Segment Start: Data supplied
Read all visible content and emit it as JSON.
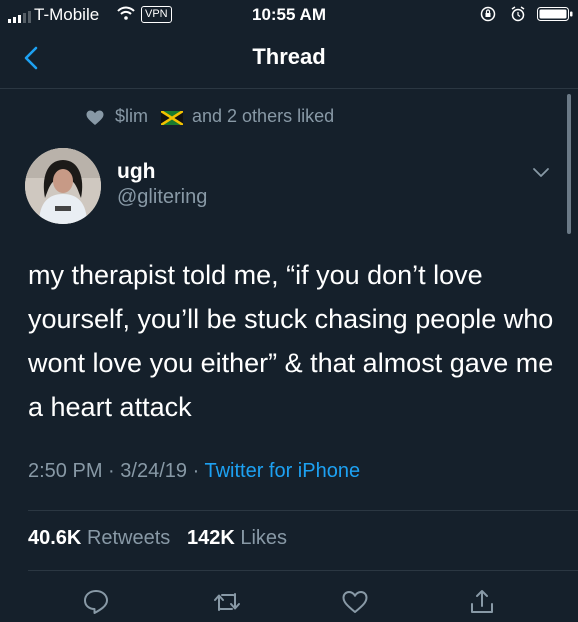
{
  "status_bar": {
    "carrier": "T-Mobile",
    "vpn": "VPN",
    "time": "10:55 AM"
  },
  "nav": {
    "title": "Thread"
  },
  "social_context": {
    "liker": "$lim",
    "rest": "and 2 others liked"
  },
  "tweet": {
    "author_name": "ugh",
    "author_handle": "@glitering",
    "text": "my therapist told me, “if you don’t love yourself, you’ll be stuck chasing people who wont love you either” & that almost gave me a heart attack",
    "time": "2:50 PM",
    "date": "3/24/19",
    "source": "Twitter for iPhone",
    "separator": "·"
  },
  "stats": {
    "retweets_count": "40.6K",
    "retweets_label": "Retweets",
    "likes_count": "142K",
    "likes_label": "Likes"
  },
  "colors": {
    "background": "#15202b",
    "secondary_text": "#8899a6",
    "link": "#1da1f2",
    "divider": "#2b3742"
  },
  "icons": [
    "signal-icon",
    "wifi-icon",
    "rotation-lock-icon",
    "alarm-icon",
    "battery-icon",
    "back-chevron-icon",
    "heart-icon",
    "jamaica-flag-icon",
    "chevron-down-icon",
    "reply-icon",
    "retweet-icon",
    "like-icon",
    "share-icon"
  ]
}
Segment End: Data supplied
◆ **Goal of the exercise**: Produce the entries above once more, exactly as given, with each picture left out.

◆ **Exercise solution**:
Read all visible content and emit it as JSON.
{
  "status_bar": {
    "carrier": "T-Mobile",
    "vpn": "VPN",
    "time": "10:55 AM"
  },
  "nav": {
    "title": "Thread"
  },
  "social_context": {
    "liker": "$lim",
    "rest": "and 2 others liked"
  },
  "tweet": {
    "author_name": "ugh",
    "author_handle": "@glitering",
    "text": "my therapist told me, “if you don’t love yourself, you’ll be stuck chasing people who wont love you either” & that almost gave me a heart attack",
    "time": "2:50 PM",
    "date": "3/24/19",
    "source": "Twitter for iPhone",
    "separator": "·"
  },
  "stats": {
    "retweets_count": "40.6K",
    "retweets_label": "Retweets",
    "likes_count": "142K",
    "likes_label": "Likes"
  },
  "colors": {
    "background": "#15202b",
    "secondary_text": "#8899a6",
    "link": "#1da1f2",
    "divider": "#2b3742"
  },
  "icons": [
    "signal-icon",
    "wifi-icon",
    "rotation-lock-icon",
    "alarm-icon",
    "battery-icon",
    "back-chevron-icon",
    "heart-icon",
    "jamaica-flag-icon",
    "chevron-down-icon",
    "reply-icon",
    "retweet-icon",
    "like-icon",
    "share-icon"
  ]
}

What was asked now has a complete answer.